But, and this is important, when you've finished your path and closed the shape, fill it with black and be sure that there is no stroke. Strokes make a mess when they are imported into Glyphs App. Letters with interiors, like the lowercase o, should be drawn and inverted into compound paths via the Illustrator object menu. Print your digitized drawings and judge them. Compare them to your original drawings and make sure you've not lost any essential details.
Adjust as necessary, and when you've finished with your work, eliminate the background scan and save the drawing as an EPS named with the character name, o.eps for instance. Keep a separate folder for uppercase and lowercase characters to avoid naming conflicts. It's possible to work on multiple glyphs in one file, but if you do, they'll import into font software as a single glyph that will then have to be separated. Glyphs App will automatically import multiple EPS drawings into their proper glyphs cells if you name them correctly.
When your drawings are done, you'll import them into a font software like Glyphs App where you'll refine them further, set side bearings, and export them as a working font. With that goal in mind, you may wanna take the time to learn about using Glyphs App to avoid the middle step of drawing in Illustrator.
- Why study typography?
- What makes a typeface great?
- Stroke angle, weight, and contrast
- Shape variations
- Finding good models
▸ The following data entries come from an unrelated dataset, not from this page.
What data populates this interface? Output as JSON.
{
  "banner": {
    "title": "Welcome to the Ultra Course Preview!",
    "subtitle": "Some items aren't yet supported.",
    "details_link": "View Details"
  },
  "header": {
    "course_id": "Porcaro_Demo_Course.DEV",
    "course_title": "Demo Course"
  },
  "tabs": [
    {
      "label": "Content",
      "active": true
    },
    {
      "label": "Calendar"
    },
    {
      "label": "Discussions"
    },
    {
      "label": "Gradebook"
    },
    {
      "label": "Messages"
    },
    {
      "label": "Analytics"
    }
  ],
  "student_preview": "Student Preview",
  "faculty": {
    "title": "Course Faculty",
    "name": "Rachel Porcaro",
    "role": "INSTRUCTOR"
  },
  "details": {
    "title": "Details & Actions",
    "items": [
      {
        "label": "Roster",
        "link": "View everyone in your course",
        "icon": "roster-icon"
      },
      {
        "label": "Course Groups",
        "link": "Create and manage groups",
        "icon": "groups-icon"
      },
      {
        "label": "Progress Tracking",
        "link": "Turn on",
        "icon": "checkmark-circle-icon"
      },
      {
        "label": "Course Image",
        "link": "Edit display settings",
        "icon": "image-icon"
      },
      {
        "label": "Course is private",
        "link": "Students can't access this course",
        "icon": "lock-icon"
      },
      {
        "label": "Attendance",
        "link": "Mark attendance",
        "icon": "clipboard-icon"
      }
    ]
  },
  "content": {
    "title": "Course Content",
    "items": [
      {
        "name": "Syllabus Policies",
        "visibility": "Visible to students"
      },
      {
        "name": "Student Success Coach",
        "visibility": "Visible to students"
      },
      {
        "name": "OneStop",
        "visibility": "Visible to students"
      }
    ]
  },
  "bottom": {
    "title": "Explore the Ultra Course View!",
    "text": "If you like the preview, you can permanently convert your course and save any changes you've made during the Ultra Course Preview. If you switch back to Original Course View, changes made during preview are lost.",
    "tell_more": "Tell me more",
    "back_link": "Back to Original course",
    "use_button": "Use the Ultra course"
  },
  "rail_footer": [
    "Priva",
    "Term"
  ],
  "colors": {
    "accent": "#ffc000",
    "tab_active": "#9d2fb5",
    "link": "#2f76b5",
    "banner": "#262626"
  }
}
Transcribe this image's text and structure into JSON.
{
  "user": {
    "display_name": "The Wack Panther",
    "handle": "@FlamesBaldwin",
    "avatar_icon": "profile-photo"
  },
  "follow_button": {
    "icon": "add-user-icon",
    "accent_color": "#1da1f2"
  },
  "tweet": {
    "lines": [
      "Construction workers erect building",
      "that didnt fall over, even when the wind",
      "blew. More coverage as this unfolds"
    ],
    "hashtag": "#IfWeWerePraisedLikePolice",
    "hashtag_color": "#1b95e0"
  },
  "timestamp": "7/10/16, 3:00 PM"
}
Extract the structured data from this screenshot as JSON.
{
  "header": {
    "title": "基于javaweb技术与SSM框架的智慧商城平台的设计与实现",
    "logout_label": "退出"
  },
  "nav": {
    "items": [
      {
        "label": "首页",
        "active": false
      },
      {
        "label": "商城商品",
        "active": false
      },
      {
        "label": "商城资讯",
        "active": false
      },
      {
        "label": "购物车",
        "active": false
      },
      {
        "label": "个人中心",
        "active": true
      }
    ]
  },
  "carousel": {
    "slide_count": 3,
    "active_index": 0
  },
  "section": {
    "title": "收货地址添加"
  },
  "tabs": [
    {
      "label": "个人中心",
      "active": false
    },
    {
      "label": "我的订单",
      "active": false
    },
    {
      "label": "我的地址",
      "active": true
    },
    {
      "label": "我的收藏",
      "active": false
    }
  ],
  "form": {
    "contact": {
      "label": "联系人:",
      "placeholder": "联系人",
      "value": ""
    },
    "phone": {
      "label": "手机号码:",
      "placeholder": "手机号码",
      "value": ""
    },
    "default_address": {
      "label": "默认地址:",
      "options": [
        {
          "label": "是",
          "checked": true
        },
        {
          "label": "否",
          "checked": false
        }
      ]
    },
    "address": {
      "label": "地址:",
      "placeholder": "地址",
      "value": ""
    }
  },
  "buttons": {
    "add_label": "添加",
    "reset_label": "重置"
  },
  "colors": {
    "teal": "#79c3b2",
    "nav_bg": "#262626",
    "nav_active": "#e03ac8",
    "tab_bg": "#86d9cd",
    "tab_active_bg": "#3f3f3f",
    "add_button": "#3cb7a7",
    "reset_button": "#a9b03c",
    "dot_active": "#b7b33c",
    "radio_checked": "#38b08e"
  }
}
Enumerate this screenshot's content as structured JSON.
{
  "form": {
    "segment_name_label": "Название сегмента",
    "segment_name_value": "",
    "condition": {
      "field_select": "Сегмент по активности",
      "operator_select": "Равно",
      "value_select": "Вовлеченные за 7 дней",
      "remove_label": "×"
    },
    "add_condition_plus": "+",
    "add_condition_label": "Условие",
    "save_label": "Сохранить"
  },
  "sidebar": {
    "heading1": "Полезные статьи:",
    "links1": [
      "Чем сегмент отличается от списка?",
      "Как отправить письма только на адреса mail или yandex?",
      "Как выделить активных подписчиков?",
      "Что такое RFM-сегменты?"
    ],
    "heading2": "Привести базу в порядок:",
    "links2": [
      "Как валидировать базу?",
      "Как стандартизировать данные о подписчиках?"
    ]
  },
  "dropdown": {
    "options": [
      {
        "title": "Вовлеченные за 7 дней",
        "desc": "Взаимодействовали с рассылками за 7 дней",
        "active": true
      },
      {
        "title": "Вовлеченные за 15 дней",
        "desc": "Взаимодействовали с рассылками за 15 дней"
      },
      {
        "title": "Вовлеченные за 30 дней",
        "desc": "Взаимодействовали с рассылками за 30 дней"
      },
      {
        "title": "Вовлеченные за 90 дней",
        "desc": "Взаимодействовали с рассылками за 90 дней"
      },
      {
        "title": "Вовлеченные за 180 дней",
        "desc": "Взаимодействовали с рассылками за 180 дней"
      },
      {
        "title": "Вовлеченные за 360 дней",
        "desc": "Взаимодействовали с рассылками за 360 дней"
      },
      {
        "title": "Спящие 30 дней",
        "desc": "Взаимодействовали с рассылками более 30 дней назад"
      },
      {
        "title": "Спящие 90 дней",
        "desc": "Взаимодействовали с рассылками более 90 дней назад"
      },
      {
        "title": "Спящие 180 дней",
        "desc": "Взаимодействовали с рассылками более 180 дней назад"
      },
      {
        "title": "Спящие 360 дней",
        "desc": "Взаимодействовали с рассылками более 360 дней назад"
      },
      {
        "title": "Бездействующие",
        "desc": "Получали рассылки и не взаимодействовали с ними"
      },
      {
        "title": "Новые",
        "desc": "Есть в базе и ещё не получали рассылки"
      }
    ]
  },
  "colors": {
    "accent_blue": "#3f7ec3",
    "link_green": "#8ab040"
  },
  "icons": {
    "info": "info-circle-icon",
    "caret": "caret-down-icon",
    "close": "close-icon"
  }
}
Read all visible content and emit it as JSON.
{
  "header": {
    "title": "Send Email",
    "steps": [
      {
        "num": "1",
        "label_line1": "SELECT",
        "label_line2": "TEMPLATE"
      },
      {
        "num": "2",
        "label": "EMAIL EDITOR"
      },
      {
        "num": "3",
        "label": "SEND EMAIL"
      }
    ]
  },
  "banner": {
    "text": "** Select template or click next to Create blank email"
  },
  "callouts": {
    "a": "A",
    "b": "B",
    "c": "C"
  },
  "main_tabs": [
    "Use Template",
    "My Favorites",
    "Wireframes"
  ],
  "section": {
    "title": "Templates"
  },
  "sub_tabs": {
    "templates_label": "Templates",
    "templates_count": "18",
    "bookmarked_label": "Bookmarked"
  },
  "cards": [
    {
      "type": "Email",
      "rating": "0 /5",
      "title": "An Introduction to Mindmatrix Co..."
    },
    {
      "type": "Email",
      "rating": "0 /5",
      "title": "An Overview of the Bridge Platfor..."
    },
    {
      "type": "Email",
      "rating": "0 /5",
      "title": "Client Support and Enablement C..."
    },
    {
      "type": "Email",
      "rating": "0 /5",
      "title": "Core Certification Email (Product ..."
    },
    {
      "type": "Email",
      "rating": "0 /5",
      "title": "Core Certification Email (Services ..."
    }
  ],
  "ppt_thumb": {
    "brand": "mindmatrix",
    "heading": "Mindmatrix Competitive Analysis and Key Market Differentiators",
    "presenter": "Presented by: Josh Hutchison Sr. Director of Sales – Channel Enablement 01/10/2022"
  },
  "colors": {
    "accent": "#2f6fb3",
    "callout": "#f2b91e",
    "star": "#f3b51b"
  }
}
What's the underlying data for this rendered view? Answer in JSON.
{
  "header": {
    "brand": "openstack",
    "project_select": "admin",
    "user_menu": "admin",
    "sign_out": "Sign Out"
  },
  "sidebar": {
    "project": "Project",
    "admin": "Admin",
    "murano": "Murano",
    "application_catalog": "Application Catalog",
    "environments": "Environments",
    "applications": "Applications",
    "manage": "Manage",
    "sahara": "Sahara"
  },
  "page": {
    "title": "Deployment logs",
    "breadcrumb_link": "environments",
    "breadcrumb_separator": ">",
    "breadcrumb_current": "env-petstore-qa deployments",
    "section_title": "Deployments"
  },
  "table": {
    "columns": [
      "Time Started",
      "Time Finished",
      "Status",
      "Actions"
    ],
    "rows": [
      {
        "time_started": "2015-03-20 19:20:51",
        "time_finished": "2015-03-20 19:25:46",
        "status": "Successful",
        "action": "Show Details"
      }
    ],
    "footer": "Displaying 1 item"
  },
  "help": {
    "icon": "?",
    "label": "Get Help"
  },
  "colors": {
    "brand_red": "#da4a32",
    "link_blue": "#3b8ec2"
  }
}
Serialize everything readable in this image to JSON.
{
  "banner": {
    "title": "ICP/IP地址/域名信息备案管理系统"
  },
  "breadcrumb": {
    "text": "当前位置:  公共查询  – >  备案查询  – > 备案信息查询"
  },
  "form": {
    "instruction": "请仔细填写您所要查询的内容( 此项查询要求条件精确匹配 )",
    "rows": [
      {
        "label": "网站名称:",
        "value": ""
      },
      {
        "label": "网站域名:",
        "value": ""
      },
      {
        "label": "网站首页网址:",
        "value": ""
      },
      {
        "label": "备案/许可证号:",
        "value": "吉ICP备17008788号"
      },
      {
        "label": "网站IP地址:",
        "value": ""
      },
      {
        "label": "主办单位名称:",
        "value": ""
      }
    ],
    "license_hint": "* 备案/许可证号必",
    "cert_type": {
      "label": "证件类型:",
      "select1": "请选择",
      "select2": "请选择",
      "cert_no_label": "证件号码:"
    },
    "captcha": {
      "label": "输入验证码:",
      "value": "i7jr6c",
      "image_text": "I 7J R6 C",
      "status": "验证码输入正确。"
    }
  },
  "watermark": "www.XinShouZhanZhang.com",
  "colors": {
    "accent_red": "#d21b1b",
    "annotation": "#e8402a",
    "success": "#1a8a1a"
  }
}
- Typeface vs. lettering
- Drawing the basic glyphs
- Producing a functioning font
- Printing, critiquing, and revising